So what are businesses and organizations to do?
For one, you should have a plan ready to respond to such an attack even before it happens. You should know who to contact, what information to gather, what mitigation strategies to employ.
"If you find that your site or organization is under attack, it’s important that you report such attacks quickly to parties that are best positioned to help you mitigate, weather, and restore normal service," says Dave Piscitello, senior security technologist with the Internet Corporation for Assigned Names and Numbers (ICANN).
This primarily means your hosting or Internet service provider. Considering it is also in their best interest to stop the attack or at least mitigate its effect, the providers can directly contact their own “upstream” providers and the ISPs that route traffic from the DDoS attack sources and ask them to help.
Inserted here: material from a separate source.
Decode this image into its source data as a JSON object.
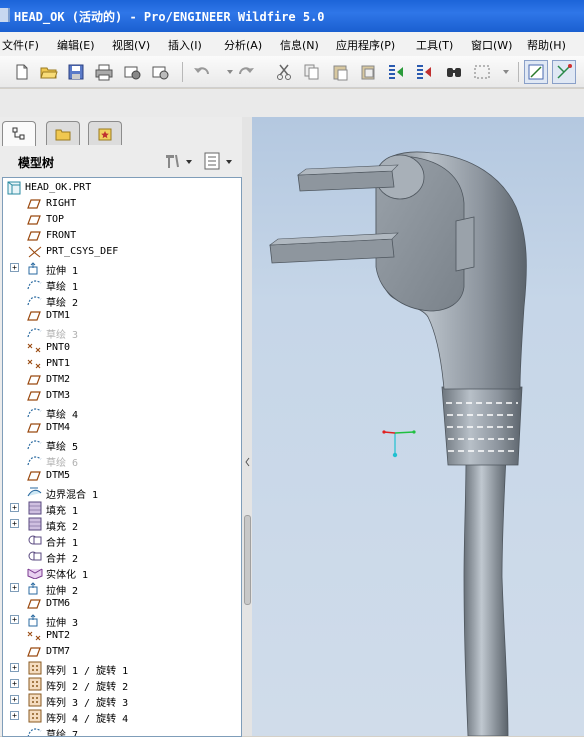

In case your own provider is not answering your emails and messages, Piscitello advises contacting the national Computer Incident, Emergency, or Security Incident Response Team that should do it on your behalf.
There is no need to contact local law enforcement, except when you're absolutely sure the attack is criminal in nature (you received threats or blackmail notes asking for money to stop the attack).
When filing a report about the attack to your hosting provider or ISP, be sure to provide as much as information as you can gather.
The list should include: start and end times, observable attack patterns, traffic information (type of traffic, source and targeted IP addresses and port numbers, packet rate, packet size, and bandwidth consumed), unique traffic or packet characteristics, changes in the attack, its impact, and your suspicions about the motive of the attack.